Karamu High School made a short video "Bully-free Karamu" and used the "stop" symbol to show how bullying needed to be stamped out.
The short video showed students taking on bullies, who had used social media and text messaging to hurt their victims, by stamping a "stop bullying" symbol on them.
The videos were judged by comedian Dai Henwood, director and actor Taika Waititi and actress Kimberley Crossman.
Mr Henwood said the Karamu High School video showed a "good use of humour" with sound effects and music that were "top rate".
Mr Waititi called the video "original, funny, irreverent but with an important message".
Ms Crossman said the video was great. "I love the inclusion of social media in it too."
Karamu High School has won a performance by pop New Zealand boy-band Titanium, $2000, and a Mad Butcher school sausage sizzle.
Everyone in the business had been blown away by the support for the campaign, Mad Butcher chief executive Michael Morton said.
"From school communities to the public and to our great friends the Warriors and the Hurricanes there has been an overwhelming sense that we must stamp out the scourge that is bullying.
"Congratulations to the winners in particular but also to the many schools who took part and took a stand against bullying.
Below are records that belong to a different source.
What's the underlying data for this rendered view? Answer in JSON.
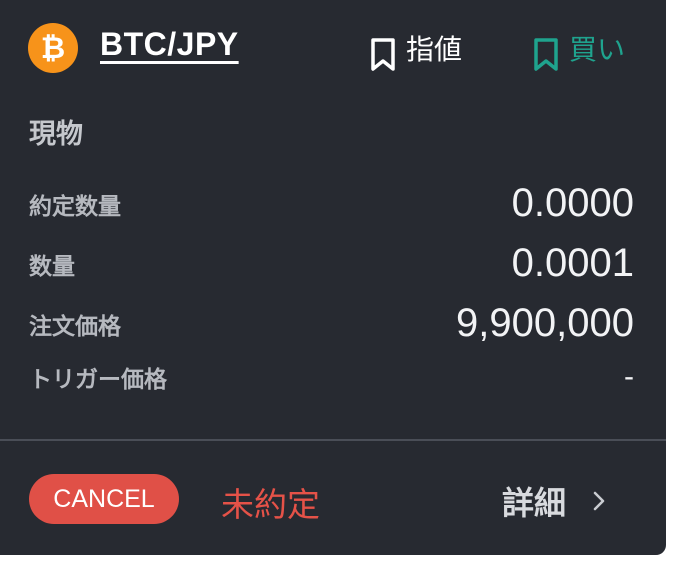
{
  "header": {
    "coin_symbol": "₿",
    "pair": "BTC/JPY",
    "order_type": "指値",
    "side": "買い"
  },
  "section_title": "現物",
  "rows": [
    {
      "label": "約定数量",
      "value": "0.0000"
    },
    {
      "label": "数量",
      "value": "0.0001"
    },
    {
      "label": "注文価格",
      "value": "9,900,000"
    },
    {
      "label": "トリガー価格",
      "value": "-"
    }
  ],
  "footer": {
    "cancel_label": "CANCEL",
    "status": "未約定",
    "detail_label": "詳細"
  },
  "colors": {
    "background": "#272a31",
    "bitcoin_orange": "#f7931a",
    "buy_green": "#1fa38e",
    "cancel_red": "#e05047"
  },
  "icons": {
    "coin": "bitcoin-icon",
    "order_type": "bookmark-icon",
    "side": "bookmark-icon",
    "detail": "chevron-right-icon"
  }
}
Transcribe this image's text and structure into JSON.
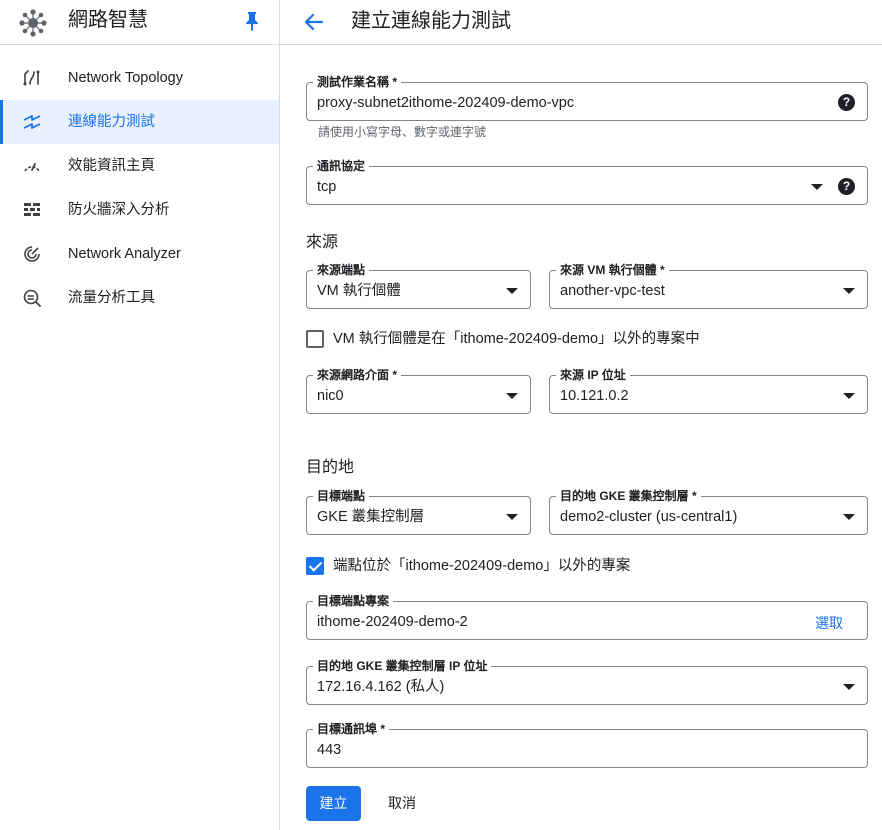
{
  "sidebar": {
    "title": "網路智慧",
    "items": [
      {
        "label": "Network Topology",
        "icon": "topology-icon"
      },
      {
        "label": "連線能力測試",
        "icon": "connectivity-icon"
      },
      {
        "label": "效能資訊主頁",
        "icon": "speedometer-icon"
      },
      {
        "label": "防火牆深入分析",
        "icon": "firewall-icon"
      },
      {
        "label": "Network Analyzer",
        "icon": "analyzer-icon"
      },
      {
        "label": "流量分析工具",
        "icon": "traffic-analysis-icon"
      }
    ],
    "active_index": 1
  },
  "header": {
    "title": "建立連線能力測試"
  },
  "form": {
    "test_name": {
      "label": "測試作業名稱 *",
      "value": "proxy-subnet2ithome-202409-demo-vpc",
      "hint": "請使用小寫字母、數字或連字號"
    },
    "protocol": {
      "label": "通訊協定",
      "value": "tcp"
    },
    "source": {
      "heading": "來源",
      "endpoint": {
        "label": "來源端點",
        "value": "VM 執行個體"
      },
      "vm_instance": {
        "label": "來源 VM 執行個體 *",
        "value": "another-vpc-test"
      },
      "other_project_checkbox": {
        "label": "VM 執行個體是在「ithome-202409-demo」以外的專案中",
        "checked": false
      },
      "network_interface": {
        "label": "來源網路介面 *",
        "value": "nic0"
      },
      "ip": {
        "label": "來源 IP 位址",
        "value": "10.121.0.2"
      }
    },
    "destination": {
      "heading": "目的地",
      "endpoint": {
        "label": "目標端點",
        "value": "GKE 叢集控制層"
      },
      "gke_control_plane": {
        "label": "目的地 GKE 叢集控制層 *",
        "value": "demo2-cluster (us-central1)"
      },
      "other_project_checkbox": {
        "label": "端點位於「ithome-202409-demo」以外的專案",
        "checked": true
      },
      "project": {
        "label": "目標端點專案",
        "value": "ithome-202409-demo-2",
        "action": "選取"
      },
      "gke_ip": {
        "label": "目的地 GKE 叢集控制層 IP 位址",
        "value": "172.16.4.162 (私人)"
      },
      "port": {
        "label": "目標通訊埠 *",
        "value": "443"
      }
    }
  },
  "buttons": {
    "create": "建立",
    "cancel": "取消"
  },
  "colors": {
    "accent": "#1a73e8",
    "active_bg": "#e8f0fe",
    "border": "#80868b"
  }
}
The standard was extremely high and we are hopeful those involved will have helped influence others to give bullying the boot."
Wanganui High School and Burnside High School were runners-up in the competition, which received 20 entries from around the country.
Watch the winning video here: